» **Work task**
Write out nothing except the lines running from the one containing "Extract the structured" to the last line of the data, exactly as they stand.

Data about app and page elements
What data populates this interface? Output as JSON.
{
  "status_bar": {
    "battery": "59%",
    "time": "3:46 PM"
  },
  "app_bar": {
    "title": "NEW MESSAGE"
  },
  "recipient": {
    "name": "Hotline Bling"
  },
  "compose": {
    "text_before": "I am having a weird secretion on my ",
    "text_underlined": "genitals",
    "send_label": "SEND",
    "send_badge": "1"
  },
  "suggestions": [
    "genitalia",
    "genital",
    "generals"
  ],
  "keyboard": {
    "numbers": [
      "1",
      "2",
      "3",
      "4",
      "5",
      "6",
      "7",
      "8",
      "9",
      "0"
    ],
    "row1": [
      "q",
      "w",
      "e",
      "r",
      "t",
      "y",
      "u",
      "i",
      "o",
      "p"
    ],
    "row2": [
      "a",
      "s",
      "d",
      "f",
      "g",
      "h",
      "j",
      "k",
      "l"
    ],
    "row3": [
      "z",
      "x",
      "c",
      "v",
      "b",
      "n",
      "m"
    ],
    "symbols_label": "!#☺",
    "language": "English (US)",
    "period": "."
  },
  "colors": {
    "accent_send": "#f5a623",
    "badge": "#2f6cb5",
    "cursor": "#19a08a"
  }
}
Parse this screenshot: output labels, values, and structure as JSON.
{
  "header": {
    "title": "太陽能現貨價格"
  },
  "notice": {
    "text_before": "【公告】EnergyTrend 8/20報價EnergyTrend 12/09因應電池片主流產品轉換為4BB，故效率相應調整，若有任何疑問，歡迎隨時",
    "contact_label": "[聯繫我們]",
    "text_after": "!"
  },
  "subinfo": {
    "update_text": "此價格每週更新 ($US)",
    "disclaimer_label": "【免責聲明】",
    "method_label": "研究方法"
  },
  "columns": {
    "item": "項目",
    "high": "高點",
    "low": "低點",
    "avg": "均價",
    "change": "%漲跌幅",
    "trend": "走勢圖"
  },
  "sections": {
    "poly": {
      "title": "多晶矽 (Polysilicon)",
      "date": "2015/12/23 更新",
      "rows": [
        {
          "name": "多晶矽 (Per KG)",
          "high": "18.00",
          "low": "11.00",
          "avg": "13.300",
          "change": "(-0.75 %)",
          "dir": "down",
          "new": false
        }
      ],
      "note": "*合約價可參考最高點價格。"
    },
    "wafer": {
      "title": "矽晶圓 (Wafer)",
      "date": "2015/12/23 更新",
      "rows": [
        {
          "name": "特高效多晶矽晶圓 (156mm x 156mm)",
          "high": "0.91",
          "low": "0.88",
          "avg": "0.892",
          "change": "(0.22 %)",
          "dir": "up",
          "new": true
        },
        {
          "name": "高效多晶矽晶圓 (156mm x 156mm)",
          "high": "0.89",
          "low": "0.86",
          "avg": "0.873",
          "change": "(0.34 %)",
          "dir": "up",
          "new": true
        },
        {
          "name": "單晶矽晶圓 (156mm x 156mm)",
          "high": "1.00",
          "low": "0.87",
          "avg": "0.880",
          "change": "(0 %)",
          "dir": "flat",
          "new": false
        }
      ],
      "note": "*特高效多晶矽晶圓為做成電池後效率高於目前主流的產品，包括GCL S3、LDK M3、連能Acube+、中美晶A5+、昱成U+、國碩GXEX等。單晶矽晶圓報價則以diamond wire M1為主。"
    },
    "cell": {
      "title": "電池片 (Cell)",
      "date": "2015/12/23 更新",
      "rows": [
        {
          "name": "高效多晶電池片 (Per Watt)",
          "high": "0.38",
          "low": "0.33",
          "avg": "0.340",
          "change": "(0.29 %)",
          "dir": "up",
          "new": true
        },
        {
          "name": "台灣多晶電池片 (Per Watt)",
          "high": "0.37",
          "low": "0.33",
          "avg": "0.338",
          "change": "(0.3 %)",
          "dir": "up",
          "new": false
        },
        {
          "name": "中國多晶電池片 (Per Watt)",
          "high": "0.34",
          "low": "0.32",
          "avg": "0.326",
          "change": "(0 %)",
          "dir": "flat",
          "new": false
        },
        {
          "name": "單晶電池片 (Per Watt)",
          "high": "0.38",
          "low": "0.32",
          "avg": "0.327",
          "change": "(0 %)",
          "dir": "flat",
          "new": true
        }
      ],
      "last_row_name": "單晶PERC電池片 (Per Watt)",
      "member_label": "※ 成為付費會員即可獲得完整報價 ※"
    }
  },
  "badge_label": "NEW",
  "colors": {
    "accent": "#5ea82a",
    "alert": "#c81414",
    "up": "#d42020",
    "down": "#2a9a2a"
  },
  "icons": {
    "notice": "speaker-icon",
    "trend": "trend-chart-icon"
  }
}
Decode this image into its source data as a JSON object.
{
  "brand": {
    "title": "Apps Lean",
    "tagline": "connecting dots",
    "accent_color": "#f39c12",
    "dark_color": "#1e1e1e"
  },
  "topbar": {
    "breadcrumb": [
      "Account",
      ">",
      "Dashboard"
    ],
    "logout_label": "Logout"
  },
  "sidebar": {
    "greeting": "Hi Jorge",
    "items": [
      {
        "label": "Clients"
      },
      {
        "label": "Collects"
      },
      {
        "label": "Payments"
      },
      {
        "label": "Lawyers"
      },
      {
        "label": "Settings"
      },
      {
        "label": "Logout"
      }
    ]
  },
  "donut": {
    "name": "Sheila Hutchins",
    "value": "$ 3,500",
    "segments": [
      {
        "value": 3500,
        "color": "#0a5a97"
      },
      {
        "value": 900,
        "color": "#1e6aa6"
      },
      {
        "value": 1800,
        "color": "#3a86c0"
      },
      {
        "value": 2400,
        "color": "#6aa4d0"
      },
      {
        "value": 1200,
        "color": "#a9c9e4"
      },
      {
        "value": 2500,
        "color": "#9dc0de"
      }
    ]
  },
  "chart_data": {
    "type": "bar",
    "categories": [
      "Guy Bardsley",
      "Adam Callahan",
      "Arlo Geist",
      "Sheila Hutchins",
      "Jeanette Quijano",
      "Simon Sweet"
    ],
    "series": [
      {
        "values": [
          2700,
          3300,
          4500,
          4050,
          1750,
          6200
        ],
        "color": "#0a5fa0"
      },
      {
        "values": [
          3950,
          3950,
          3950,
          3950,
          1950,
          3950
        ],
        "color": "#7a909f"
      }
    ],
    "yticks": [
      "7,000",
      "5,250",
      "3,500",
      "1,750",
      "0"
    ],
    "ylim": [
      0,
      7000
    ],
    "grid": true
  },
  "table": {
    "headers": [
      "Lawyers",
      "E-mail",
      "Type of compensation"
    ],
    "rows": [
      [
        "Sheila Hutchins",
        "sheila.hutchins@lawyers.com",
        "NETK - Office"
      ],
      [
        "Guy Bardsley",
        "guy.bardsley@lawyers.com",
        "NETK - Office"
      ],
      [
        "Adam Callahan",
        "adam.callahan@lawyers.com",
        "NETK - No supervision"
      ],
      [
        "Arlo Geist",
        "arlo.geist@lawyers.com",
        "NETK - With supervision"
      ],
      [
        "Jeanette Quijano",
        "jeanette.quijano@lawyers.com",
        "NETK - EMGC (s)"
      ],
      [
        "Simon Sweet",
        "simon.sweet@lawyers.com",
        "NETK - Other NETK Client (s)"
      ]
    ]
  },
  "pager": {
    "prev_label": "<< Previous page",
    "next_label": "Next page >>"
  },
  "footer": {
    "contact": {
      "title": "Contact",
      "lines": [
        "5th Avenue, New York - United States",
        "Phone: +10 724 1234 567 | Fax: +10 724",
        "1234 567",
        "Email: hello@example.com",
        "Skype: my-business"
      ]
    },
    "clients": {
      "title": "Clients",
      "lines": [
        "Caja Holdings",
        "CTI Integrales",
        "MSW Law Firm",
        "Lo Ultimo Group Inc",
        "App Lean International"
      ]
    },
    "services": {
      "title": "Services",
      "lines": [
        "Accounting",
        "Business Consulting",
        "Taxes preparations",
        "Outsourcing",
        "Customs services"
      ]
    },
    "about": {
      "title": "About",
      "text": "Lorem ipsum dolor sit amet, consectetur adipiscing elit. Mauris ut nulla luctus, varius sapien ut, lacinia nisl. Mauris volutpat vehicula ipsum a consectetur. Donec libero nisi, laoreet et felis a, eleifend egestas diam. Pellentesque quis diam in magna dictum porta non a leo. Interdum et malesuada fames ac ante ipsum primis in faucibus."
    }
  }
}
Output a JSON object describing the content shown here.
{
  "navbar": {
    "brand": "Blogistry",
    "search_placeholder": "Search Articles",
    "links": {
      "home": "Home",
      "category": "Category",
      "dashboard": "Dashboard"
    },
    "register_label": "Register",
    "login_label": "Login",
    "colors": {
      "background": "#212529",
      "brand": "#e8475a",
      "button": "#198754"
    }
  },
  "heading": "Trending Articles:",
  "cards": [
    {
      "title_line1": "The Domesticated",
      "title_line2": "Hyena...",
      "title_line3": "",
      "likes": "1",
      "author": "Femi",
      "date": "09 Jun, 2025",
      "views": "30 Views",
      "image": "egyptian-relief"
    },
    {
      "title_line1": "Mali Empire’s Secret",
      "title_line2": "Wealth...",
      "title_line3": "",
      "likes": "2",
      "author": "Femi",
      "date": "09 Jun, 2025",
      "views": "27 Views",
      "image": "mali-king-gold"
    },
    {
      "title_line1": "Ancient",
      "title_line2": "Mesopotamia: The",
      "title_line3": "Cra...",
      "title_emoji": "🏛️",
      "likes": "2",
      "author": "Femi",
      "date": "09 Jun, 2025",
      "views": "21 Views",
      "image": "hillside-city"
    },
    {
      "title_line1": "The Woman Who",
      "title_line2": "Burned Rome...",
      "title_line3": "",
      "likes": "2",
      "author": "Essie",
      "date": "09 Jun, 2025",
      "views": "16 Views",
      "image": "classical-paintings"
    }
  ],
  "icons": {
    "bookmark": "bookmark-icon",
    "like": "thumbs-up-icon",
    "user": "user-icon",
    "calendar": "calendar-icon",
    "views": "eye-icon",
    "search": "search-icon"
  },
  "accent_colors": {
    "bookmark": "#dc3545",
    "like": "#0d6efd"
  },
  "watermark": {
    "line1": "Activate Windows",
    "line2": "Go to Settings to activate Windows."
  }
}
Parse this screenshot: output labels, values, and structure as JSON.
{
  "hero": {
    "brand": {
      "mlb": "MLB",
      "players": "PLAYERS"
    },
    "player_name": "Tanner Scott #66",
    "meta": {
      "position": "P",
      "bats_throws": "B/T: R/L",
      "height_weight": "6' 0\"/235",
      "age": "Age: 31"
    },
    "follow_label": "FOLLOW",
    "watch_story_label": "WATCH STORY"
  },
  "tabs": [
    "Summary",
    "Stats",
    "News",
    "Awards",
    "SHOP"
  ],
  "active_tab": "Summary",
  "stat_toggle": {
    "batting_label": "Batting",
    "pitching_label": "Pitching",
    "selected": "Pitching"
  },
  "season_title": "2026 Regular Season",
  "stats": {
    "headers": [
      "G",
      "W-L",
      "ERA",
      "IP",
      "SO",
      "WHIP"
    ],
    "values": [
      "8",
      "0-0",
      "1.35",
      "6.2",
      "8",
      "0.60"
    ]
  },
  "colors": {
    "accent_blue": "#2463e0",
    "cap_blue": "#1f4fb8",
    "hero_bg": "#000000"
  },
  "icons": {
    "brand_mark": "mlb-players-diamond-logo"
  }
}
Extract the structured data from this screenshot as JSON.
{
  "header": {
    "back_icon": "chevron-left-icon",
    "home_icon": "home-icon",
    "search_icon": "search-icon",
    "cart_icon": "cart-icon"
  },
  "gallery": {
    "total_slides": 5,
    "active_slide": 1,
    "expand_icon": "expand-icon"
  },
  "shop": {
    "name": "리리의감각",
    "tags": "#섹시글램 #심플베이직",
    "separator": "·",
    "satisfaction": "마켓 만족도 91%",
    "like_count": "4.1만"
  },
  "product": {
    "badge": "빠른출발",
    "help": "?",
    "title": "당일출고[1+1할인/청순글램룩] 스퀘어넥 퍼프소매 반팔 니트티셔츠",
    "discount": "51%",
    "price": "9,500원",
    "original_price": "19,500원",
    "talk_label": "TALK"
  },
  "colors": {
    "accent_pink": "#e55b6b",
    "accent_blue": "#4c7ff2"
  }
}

» **Answer to this task**
Extract the structured data from this screenshot as JSON.
{
  "header": {
    "back_icon": "chevron-left-icon",
    "home_icon": "home-icon",
    "search_icon": "search-icon",
    "cart_icon": "cart-icon"
  },
  "gallery": {
    "total_slides": 5,
    "active_slide": 1,
    "expand_icon": "expand-icon"
  },
  "shop": {
    "name": "리리의감각",
    "tags": "#섹시글램 #심플베이직",
    "separator": "·",
    "satisfaction": "마켓 만족도 91%",
    "like_count": "4.1만"
  },
  "product": {
    "badge": "빠른출발",
    "help": "?",
    "title": "당일출고[1+1할인/청순글램룩] 스퀘어넥 퍼프소매 반팔 니트티셔츠",
    "discount": "51%",
    "price": "9,500원",
    "original_price": "19,500원",
    "talk_label": "TALK"
  },
  "colors": {
    "accent_pink": "#e55b6b",
    "accent_blue": "#4c7ff2"
  }
}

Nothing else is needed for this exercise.